Saddam Hussein's army pitched five Seersucker cruise missiles
into Kuwait as coalition forces invaded. The allies' robust missile defense network -- so effective against Scuds -- detected none of them.
Fortunately for Iraq's attackers, none of the five found their mark, with one slamming into a Kuwait City shopping mall and another landing about 100 meters from a US Marine Corps leadership post.
Finding an answer to this problem has been difficult. I was at an army missile defense conference in El Paso, Texas, in December 2003, when then-Secretary of Defense Donald Rumsfled pledged
to find a solution. Four years later, it still doesn't exist.
But there has been progress, especially in the last two weeks.

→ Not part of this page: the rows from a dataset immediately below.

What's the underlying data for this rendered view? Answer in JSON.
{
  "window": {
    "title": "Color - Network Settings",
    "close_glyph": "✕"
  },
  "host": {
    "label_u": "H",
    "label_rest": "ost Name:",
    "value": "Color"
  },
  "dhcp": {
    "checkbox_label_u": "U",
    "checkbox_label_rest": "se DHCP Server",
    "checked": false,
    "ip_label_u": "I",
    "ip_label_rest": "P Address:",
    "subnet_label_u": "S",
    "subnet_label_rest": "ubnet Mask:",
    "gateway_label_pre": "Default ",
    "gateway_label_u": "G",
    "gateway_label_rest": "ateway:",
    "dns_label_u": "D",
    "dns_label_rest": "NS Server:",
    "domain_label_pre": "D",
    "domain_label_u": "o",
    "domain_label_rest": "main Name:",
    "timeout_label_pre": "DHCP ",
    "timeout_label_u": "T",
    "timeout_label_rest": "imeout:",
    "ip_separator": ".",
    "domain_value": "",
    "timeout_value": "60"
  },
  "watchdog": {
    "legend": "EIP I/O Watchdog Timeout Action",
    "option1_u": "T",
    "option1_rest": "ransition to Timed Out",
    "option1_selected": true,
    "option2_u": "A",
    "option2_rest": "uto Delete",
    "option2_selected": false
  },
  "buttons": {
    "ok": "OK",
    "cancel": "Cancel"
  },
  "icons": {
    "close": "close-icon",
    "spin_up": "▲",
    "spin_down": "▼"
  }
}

First, the US Army last week announced finalizing the design
of the joint land attack cruise missile defense elevated netted senor (JLENS). It's an aerostat tethered 10,000 feet above the ground, carrying about 7,000lbs of radars.

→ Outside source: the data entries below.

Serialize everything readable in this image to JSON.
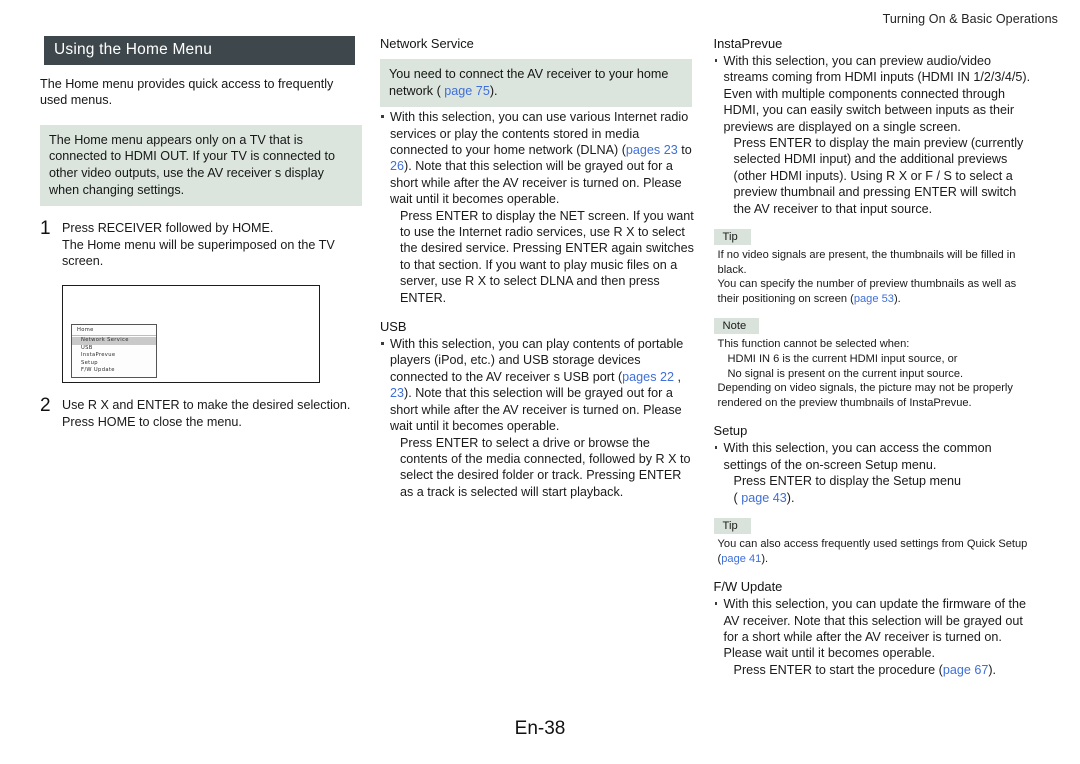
{
  "header": {
    "running_title": "Turning On & Basic Operations"
  },
  "footer": {
    "folio": "En-38"
  },
  "left": {
    "section_title": "Using the Home Menu",
    "intro": "The Home menu provides quick access to frequently used menus.",
    "caution_box": "The Home menu appears only on a TV that is connected to HDMI OUT. If your TV is connected to other video outputs, use the AV receiver s display when changing settings.",
    "steps": [
      {
        "num": "1",
        "lead": "Press RECEIVER followed by HOME.",
        "sub": "The Home menu will be superimposed on the TV screen."
      },
      {
        "num": "2",
        "lead": "Use R X and ENTER to make the desired selection.",
        "sub": "Press HOME to close the menu."
      }
    ],
    "osd": {
      "title": "Home",
      "items": [
        "Network Service",
        "USB",
        "InstaPrevue",
        "Setup",
        "F/W Update"
      ],
      "selected_index": 0
    }
  },
  "middle": {
    "network_service": {
      "heading": "Network Service",
      "note_box_pre": "You need to connect the AV receiver to your home network (",
      "note_box_link": "page 75",
      "note_box_post": ").",
      "bullet_1_a": "With this selection, you can use various Internet radio services or play the contents stored in media connected to your home network (DLNA) (",
      "bullet_1_link_a": "pages 23",
      "bullet_1_mid": " to ",
      "bullet_1_link_b": "26",
      "bullet_1_b": "). Note that this selection will be grayed out for a short while after the AV receiver is turned on. Please wait until it becomes operable.",
      "indent_1": "Press ENTER to display the NET screen. If you want to use the Internet radio services, use R X to select the desired service. Pressing ENTER again switches to that section. If you want to play music files on a server, use R X to select DLNA and then press ENTER."
    },
    "usb": {
      "heading": "USB",
      "bullet_1_a": "With this selection, you can play contents of portable players (iPod, etc.) and USB storage devices connected to the AV receiver s USB port (",
      "bullet_1_link_a": "pages 22",
      "bullet_1_sep": " , ",
      "bullet_1_link_b": "23",
      "bullet_1_b": "). Note that this selection will be grayed out for a short while after the AV receiver is turned on. Please wait until it becomes operable.",
      "indent_1": "Press ENTER to select a drive or browse the contents of the media connected, followed by R X to select the desired folder or track. Pressing ENTER as a track is selected will start playback."
    }
  },
  "right": {
    "instaprevue": {
      "heading": "InstaPrevue",
      "bullet_1": "With this selection, you can preview audio/video streams coming from HDMI inputs (HDMI IN 1/2/3/4/5). Even with multiple components connected through HDMI, you can easily switch between inputs as their previews are displayed on a single screen.",
      "indent_1": "Press ENTER to display the main preview (currently selected HDMI input) and the additional previews (other HDMI inputs). Using R X or F / S to select a preview thumbnail and pressing ENTER will switch the AV receiver to that input source.",
      "tip_label": "Tip",
      "tip_line_1": "If no video signals are present, the thumbnails will be filled in black.",
      "tip_line_2_pre": "You can specify the number of preview thumbnails as well as their positioning on screen (",
      "tip_line_2_link": "page 53",
      "tip_line_2_post": ").",
      "note_label": "Note",
      "note_line_1": "This function cannot be selected when:",
      "note_line_2": "HDMI IN 6 is the current HDMI input source, or",
      "note_line_3": "No signal is present on the current input source.",
      "note_line_4": "Depending on video signals, the picture may not be properly rendered on the preview thumbnails of InstaPrevue."
    },
    "setup": {
      "heading": "Setup",
      "bullet_1": "With this selection, you can access the common settings of the on-screen Setup menu.",
      "indent_1": "Press ENTER to display the Setup menu",
      "indent_2_pre": "(",
      "indent_2_link": "page 43",
      "indent_2_post": ").",
      "tip_label": "Tip",
      "tip_line_1_pre": "You can also access frequently used settings from Quick Setup (",
      "tip_line_1_link": "page 41",
      "tip_line_1_post": ")."
    },
    "fw_update": {
      "heading": "F/W Update",
      "bullet_1": "With this selection, you can update the firmware of the AV receiver. Note that this selection will be grayed out for a short while after the AV receiver is turned on. Please wait until it becomes operable.",
      "indent_1_pre": "Press ENTER to start the procedure (",
      "indent_1_link": "page 67",
      "indent_1_post": ")."
    }
  }
}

Knowing the missiles are coming is one thing. Shooting them down is quite another. The surface-launched advanced medium range air to air missile (SLAMRAAM) is useful, but has limited range. If the cruise missile is packed with a biological or chemical warhead, intercepting the missile at short range could do almost as much harm.
But the army has just taken a big step to solve the range problem. Late last week, the army invited industry to participate
in a market survey for an extended range cruise missile interceptor. The acquisition notice suggests the potential contract is competitive, but the favored candidate is already clear.
Raytheon has been slowly developing the low-cost, advanced extended range attack missile (AERAM)
since at least 2004. It is already designed to meet all of the requirements in the description for market survey, including compatibility with the SLAMRAAM launcher.